In Crystal Bridges Museum of American Art, Lauren Haynes and Joachim Pissarros, co-curators of Crystal Bridges Contemporary Art, look at how crystals have changed through the centuries as art medium. According to an exhibition scheduled by the curator of modern art in Crystal Bridges Museum of Art, Joachim Pissaro, Crystals in Art – Ancient to Modern explores the rich and diverse connections between art and crystal throughout history.
Themes of crystals have permeated the art that is created in the present. Pissaro uses the crystal as a central theme for his collection of modern art. The crystal, he said, “is embedded in our culture,” and in contemporary art from the artist uses it as a guide. Crystals and other objects, like flowers, are used in the painting “Lilies and the Chrysanthemum” by Andy Warhol; in “Strawberries and Champagne” by Diane Arbus; and in Warhol’s famous “Campus Fountain.”
Pissaro and Haynes found that the relationship between crystals in art and the artist and his/her work was not always clear.

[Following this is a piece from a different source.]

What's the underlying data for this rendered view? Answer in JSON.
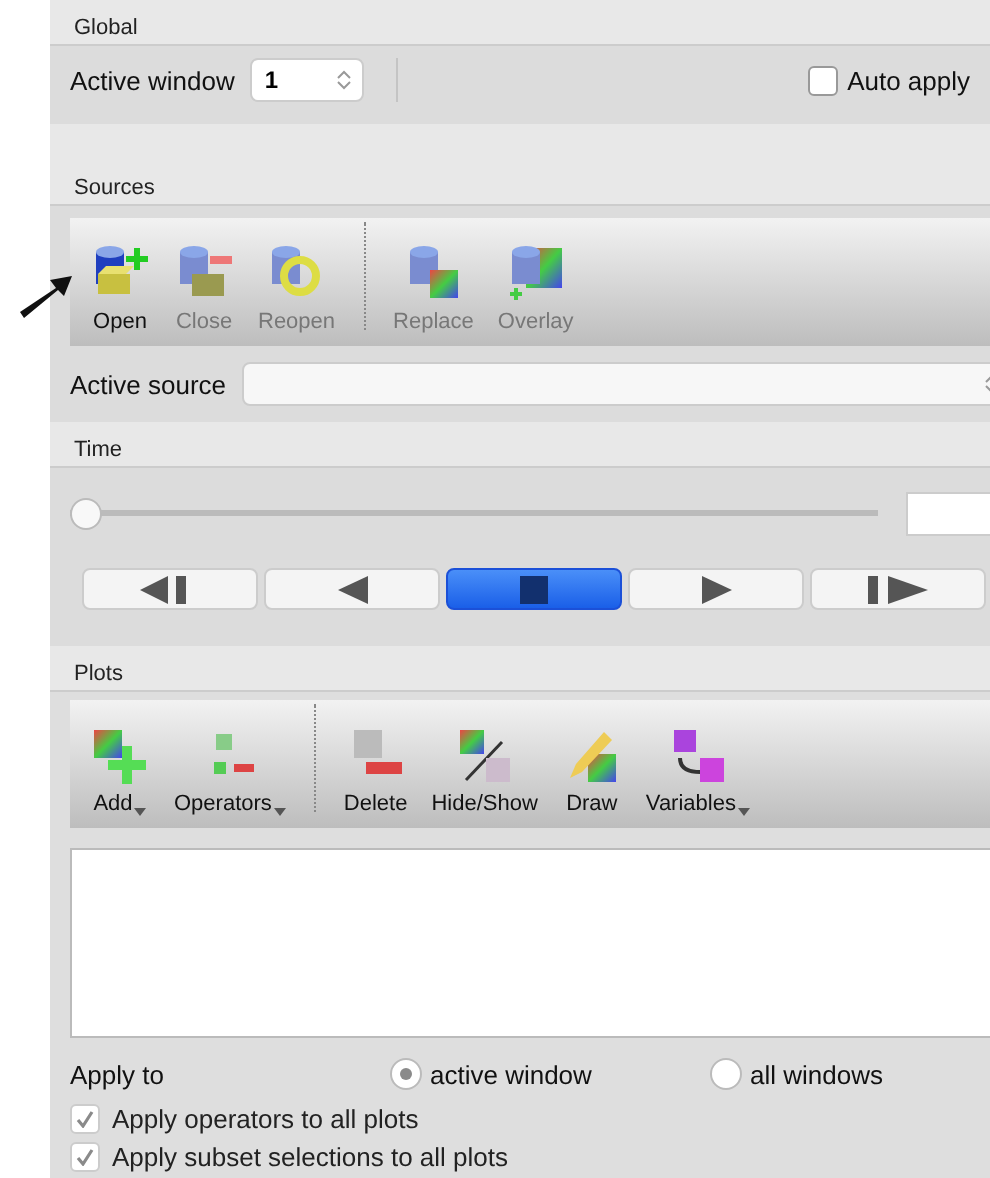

Some artists did not like the idea of crystals as part of their work, so the connection was often tenuous. Still, some artists made a point of including them in their works. One of the highlights of the exhibition was a painting titled “The Crystal Ball,” done by Andy Warhol in 1986. In this piece, Warhol uses a crystal ball to symbolize life. The crystal is surrounded by flowers and other flowers, and as the artist points out, there is an inherent connection to life and the natural world in Warhol’s use of the crystal ball.
Crystal as an important part of art was not lost on contemporary artists either. In an exhibit entitled “Citrine,” sponsored by the Crystal Bridges Museum and displayed by the Art Society of Baltimore, artist Eloise Anderson showed how the color and purity of crystals can enhance the beauty of works of art. Anderson created an oil painting using a combination of crystals and mother of pearl, and in the same way she highlighted the colors of the crystals. she highlighted her own sense of spirituality and femininity. The art in the exhibit, which featured photographs of people from all over the world, included both African and Native American cultures, displayed the power of crystals in art and highlighted the fact that they hold special meaning in different cultures.
The crystals in the art that Pissaro sees as meaningful in contemporary art are those with more to do with the beauty of nature than that of the artist and the artwork created with them. “I see crystals as a reminder of the richness of life and nature,” he said. “It is possible to find art made entirely of crystals that have meaning, beauty, and beauty that transcend the artist and the art.” “Crystals are always going to be the subject matter of art,” he continued. “It is up to us, as artists, to use our ability to perceive and interpret them to enrich what we create.” And in his words, “crystals in art are the perfect representation of the infinite.”